:: PROBLEM DESCRIPTION ::
Copy each line of the entries that contains the word "JSON".

BEGIN

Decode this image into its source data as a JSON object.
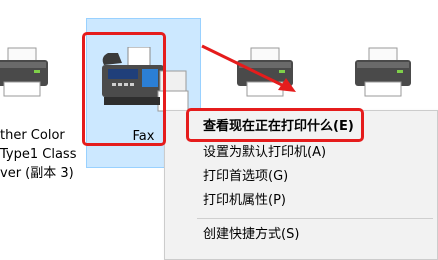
{
  "devices": [
    {
      "label": "ther Color\nType1 Class\nver (副本 3)"
    },
    {
      "label": "Fax"
    },
    {
      "label": ""
    },
    {
      "label": ""
    }
  ],
  "context_menu": {
    "items": [
      {
        "label": "查看现在正在打印什么(E)"
      },
      {
        "label": "设置为默认打印机(A)"
      },
      {
        "label": "打印首选项(G)"
      },
      {
        "label": "打印机属性(P)"
      },
      {
        "label": "创建快捷方式(S)"
      }
    ]
  },
  "colors": {
    "selection_bg": "#cce8ff",
    "annotation_red": "#e51c1c",
    "menu_bg": "#f2f2f2"
  }
}
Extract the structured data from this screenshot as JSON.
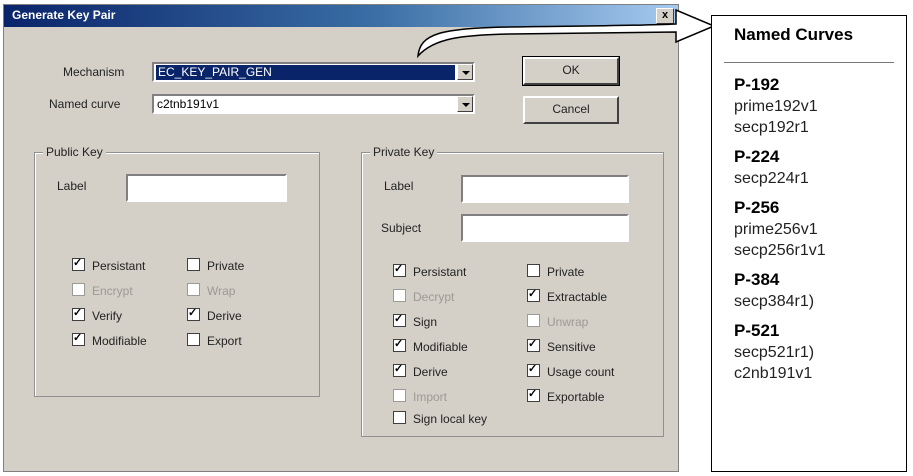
{
  "dialog": {
    "title": "Generate Key Pair",
    "close": "x",
    "mechanism_label": "Mechanism",
    "mechanism_value": "EC_KEY_PAIR_GEN",
    "named_curve_label": "Named curve",
    "named_curve_value": "c2tnb191v1",
    "ok": "OK",
    "cancel": "Cancel",
    "public": {
      "title": "Public Key",
      "label_field": "Label",
      "checkboxes": [
        {
          "label": "Persistant",
          "checked": true,
          "disabled": false
        },
        {
          "label": "Encrypt",
          "checked": false,
          "disabled": true
        },
        {
          "label": "Verify",
          "checked": true,
          "disabled": false
        },
        {
          "label": "Modifiable",
          "checked": true,
          "disabled": false
        },
        {
          "label": "Private",
          "checked": false,
          "disabled": false
        },
        {
          "label": "Wrap",
          "checked": false,
          "disabled": true
        },
        {
          "label": "Derive",
          "checked": true,
          "disabled": false
        },
        {
          "label": "Export",
          "checked": false,
          "disabled": false
        }
      ]
    },
    "private": {
      "title": "Private Key",
      "label_field": "Label",
      "subject_field": "Subject",
      "checkboxes": [
        {
          "label": "Persistant",
          "checked": true,
          "disabled": false
        },
        {
          "label": "Decrypt",
          "checked": false,
          "disabled": true
        },
        {
          "label": "Sign",
          "checked": true,
          "disabled": false
        },
        {
          "label": "Modifiable",
          "checked": true,
          "disabled": false
        },
        {
          "label": "Derive",
          "checked": true,
          "disabled": false
        },
        {
          "label": "Import",
          "checked": false,
          "disabled": true
        },
        {
          "label": "Sign local key",
          "checked": false,
          "disabled": false
        },
        {
          "label": "Private",
          "checked": false,
          "disabled": false
        },
        {
          "label": "Extractable",
          "checked": true,
          "disabled": false
        },
        {
          "label": "Unwrap",
          "checked": false,
          "disabled": true
        },
        {
          "label": "Sensitive",
          "checked": true,
          "disabled": false
        },
        {
          "label": "Usage count",
          "checked": true,
          "disabled": false
        },
        {
          "label": "Exportable",
          "checked": true,
          "disabled": false
        }
      ]
    }
  },
  "named_curves": {
    "title": "Named Curves",
    "groups": [
      {
        "name": "P-192",
        "aliases": [
          "prime192v1",
          "secp192r1"
        ]
      },
      {
        "name": "P-224",
        "aliases": [
          "secp224r1"
        ]
      },
      {
        "name": "P-256",
        "aliases": [
          "prime256v1",
          "secp256r1v1"
        ]
      },
      {
        "name": "P-384",
        "aliases": [
          "secp384r1)"
        ]
      },
      {
        "name": "P-521",
        "aliases": [
          "secp521r1)",
          "c2nb191v1"
        ]
      }
    ]
  },
  "colors": {
    "dialog_bg": "#d4d0c8",
    "title_bar": "#0a246a",
    "selection": "#0a246a"
  }
}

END

:: EXERCISE RESULT ::
Decode this image into its source data as a JSON object.
Extract the structured data from this screenshot as JSON.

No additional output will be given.